* **PROMPT**: Please state how many lines of the data contain "container". The number by itself is enough.

-- GIVEN ENTRIES follows --

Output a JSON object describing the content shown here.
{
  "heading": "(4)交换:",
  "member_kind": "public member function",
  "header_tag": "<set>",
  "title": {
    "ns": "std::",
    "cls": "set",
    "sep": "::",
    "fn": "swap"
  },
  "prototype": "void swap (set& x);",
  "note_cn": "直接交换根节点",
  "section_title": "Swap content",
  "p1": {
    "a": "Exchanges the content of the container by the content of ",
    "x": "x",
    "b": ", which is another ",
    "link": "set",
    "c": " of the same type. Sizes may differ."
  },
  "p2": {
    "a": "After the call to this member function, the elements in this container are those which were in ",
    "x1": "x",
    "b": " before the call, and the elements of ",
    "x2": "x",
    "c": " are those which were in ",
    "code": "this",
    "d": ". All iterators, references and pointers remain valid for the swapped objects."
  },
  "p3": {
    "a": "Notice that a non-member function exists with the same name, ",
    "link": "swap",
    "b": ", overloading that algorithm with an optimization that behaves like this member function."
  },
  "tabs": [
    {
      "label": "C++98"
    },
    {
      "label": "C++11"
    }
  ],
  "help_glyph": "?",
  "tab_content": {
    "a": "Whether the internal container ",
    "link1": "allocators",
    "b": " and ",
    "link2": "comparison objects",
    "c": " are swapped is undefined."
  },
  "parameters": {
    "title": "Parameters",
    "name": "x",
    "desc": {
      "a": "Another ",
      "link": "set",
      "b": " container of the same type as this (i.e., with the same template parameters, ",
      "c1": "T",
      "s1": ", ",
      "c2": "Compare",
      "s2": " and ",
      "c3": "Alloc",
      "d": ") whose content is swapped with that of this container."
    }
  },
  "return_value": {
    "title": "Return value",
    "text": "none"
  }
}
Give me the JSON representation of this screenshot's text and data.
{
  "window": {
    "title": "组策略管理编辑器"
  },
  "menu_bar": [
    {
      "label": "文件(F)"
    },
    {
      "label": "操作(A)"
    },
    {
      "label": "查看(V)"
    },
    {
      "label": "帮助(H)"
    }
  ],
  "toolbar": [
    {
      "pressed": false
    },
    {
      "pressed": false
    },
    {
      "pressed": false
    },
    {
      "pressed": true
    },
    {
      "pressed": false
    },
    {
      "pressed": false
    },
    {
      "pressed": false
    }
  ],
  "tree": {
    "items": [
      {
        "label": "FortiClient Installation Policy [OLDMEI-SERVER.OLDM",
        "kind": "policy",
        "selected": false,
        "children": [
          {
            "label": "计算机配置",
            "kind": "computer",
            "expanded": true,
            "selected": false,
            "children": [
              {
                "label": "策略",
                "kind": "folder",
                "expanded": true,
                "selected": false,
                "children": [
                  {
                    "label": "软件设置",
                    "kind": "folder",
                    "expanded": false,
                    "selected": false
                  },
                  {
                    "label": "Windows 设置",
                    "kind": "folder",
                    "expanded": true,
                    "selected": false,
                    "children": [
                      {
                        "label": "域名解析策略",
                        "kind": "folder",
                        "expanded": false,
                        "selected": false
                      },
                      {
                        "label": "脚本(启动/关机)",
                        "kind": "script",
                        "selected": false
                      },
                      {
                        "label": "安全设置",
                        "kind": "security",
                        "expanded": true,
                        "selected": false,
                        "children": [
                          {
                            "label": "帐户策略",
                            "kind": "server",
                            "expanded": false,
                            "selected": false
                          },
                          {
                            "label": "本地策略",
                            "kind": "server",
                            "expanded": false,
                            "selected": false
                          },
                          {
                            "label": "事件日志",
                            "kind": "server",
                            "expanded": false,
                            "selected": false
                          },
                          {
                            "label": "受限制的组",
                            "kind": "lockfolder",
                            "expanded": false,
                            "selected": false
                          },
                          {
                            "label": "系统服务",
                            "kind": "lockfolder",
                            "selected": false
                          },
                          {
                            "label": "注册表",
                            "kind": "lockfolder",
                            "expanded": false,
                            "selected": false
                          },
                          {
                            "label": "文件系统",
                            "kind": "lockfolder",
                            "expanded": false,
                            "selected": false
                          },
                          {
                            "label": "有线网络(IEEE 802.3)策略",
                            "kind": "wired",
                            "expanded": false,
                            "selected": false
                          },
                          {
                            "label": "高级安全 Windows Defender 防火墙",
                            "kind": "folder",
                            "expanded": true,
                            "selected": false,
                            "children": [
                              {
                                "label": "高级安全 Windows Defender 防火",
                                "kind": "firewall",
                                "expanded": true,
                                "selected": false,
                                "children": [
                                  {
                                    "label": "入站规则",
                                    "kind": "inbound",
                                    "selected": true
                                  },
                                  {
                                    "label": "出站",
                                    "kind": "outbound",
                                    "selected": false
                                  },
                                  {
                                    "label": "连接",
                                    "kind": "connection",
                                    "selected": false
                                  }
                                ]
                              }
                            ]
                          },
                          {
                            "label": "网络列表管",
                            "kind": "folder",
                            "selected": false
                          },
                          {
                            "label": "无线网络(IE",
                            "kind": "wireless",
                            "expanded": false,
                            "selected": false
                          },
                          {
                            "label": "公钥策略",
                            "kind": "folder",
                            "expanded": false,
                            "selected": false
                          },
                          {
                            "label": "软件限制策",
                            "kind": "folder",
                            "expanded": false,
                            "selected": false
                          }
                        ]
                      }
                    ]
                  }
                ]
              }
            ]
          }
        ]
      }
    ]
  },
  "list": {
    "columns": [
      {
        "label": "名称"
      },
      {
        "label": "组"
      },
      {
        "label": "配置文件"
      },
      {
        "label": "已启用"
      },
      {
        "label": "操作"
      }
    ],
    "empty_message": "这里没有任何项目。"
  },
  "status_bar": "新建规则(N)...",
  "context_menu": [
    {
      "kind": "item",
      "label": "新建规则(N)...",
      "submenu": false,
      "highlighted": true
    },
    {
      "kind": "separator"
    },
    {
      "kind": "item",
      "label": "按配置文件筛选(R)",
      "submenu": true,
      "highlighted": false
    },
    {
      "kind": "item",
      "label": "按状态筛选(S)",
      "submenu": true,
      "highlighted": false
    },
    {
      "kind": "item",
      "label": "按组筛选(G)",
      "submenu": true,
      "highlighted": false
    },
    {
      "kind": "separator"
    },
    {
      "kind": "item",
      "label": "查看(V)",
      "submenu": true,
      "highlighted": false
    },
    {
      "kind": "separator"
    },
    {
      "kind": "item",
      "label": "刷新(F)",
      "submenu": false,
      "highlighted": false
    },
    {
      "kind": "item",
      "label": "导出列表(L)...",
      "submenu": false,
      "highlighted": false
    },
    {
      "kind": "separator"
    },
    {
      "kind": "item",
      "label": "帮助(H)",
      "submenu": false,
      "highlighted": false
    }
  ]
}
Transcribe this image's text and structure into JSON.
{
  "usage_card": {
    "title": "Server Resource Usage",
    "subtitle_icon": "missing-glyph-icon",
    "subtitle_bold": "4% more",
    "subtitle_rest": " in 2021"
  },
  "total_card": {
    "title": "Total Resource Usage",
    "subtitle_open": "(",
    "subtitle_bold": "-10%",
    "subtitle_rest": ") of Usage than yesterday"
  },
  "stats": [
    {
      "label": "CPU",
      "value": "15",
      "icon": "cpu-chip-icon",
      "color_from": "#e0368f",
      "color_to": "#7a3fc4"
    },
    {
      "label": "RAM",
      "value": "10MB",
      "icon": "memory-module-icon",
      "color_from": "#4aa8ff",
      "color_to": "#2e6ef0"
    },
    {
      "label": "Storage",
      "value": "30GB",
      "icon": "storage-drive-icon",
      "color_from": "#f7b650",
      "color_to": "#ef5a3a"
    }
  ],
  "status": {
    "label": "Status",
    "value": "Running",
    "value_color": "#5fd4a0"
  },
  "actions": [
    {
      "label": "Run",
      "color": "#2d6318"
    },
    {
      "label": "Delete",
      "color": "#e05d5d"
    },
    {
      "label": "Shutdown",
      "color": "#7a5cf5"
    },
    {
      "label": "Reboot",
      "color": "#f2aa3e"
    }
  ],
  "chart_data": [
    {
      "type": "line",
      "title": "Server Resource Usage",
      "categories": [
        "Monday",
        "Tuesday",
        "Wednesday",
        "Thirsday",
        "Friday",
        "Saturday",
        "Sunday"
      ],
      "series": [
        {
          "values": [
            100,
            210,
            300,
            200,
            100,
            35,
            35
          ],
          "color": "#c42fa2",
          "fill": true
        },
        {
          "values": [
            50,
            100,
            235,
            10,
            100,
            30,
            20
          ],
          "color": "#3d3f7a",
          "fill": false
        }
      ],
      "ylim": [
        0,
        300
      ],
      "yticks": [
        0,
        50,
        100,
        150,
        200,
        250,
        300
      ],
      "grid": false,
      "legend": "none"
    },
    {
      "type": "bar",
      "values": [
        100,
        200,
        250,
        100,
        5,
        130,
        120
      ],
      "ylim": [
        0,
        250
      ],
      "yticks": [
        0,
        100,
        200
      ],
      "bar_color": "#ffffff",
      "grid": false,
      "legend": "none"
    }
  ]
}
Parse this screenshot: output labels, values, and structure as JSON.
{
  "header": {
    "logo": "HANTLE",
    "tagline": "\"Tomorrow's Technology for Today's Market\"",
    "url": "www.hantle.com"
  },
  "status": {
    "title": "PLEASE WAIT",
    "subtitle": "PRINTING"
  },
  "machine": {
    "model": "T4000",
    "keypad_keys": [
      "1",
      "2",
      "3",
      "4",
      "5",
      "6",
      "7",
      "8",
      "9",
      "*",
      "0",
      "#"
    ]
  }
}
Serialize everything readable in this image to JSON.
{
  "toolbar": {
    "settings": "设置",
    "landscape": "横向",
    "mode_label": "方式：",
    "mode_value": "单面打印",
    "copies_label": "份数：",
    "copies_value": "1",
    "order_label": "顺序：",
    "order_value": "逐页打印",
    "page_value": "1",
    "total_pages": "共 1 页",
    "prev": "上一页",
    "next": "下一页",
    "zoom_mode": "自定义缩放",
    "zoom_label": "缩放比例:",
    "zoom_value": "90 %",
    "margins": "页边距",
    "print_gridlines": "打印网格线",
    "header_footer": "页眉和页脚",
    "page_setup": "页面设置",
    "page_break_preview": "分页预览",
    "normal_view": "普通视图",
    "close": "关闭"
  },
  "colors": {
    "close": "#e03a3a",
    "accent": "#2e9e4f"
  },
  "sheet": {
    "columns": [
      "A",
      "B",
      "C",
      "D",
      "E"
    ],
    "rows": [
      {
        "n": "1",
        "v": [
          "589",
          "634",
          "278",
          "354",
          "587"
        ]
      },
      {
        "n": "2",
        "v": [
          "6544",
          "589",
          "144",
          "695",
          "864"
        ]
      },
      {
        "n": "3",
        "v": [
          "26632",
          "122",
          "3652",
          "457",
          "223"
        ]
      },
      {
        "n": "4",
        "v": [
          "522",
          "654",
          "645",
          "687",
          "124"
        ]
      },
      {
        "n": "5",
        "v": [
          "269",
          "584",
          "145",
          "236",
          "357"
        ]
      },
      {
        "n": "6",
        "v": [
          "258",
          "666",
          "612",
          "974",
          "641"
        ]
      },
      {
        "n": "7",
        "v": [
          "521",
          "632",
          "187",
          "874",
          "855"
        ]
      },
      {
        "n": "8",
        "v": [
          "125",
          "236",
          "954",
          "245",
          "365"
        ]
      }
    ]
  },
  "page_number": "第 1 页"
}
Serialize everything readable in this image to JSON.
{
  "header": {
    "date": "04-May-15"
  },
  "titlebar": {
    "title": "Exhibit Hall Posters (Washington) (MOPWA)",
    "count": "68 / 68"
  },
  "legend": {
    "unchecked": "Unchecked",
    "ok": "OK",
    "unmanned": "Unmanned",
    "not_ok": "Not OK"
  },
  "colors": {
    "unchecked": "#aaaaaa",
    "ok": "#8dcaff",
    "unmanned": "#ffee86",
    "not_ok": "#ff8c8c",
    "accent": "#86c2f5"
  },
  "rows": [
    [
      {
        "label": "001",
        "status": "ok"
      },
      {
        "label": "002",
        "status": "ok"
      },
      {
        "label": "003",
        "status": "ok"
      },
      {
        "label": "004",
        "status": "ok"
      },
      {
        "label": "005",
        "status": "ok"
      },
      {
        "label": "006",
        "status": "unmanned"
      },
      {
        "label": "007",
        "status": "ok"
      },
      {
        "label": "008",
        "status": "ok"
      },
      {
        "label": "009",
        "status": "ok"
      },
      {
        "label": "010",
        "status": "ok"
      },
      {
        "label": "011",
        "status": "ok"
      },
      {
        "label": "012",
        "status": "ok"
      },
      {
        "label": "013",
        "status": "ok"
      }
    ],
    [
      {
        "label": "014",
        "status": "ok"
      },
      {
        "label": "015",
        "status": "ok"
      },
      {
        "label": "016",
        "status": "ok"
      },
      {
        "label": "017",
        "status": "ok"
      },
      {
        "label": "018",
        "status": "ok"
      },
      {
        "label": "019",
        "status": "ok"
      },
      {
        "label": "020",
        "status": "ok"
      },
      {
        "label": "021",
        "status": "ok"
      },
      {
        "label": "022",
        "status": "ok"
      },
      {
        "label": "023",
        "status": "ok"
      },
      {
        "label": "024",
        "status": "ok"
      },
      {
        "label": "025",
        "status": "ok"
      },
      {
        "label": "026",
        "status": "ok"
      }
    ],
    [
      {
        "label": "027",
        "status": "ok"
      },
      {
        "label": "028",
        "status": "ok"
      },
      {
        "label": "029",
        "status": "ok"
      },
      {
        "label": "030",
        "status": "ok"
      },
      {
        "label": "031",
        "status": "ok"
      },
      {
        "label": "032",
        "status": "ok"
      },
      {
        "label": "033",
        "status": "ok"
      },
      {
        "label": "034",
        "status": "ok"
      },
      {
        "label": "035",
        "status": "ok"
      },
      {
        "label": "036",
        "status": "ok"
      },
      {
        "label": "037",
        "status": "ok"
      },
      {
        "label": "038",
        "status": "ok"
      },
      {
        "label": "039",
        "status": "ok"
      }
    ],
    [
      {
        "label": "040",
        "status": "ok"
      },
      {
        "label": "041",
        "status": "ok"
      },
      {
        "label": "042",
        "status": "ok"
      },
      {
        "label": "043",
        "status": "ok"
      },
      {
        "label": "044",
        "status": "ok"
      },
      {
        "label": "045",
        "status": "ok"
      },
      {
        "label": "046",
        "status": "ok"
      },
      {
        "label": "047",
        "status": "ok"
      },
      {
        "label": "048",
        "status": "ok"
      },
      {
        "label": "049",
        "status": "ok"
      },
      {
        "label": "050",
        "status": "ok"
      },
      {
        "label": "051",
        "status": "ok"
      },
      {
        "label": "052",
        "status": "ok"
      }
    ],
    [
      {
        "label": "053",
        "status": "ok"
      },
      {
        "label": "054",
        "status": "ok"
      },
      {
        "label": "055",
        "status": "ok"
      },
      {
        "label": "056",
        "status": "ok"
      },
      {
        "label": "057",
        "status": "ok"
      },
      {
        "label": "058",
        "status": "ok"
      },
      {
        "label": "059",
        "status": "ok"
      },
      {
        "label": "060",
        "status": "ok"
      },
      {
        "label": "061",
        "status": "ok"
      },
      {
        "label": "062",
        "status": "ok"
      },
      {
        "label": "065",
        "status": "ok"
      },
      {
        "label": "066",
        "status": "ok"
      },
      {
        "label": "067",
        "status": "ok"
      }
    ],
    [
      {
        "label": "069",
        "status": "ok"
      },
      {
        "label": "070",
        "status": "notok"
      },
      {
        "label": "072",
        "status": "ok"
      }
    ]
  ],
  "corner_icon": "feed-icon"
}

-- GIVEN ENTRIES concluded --

* **RESPONSE TO THE TASK**: 5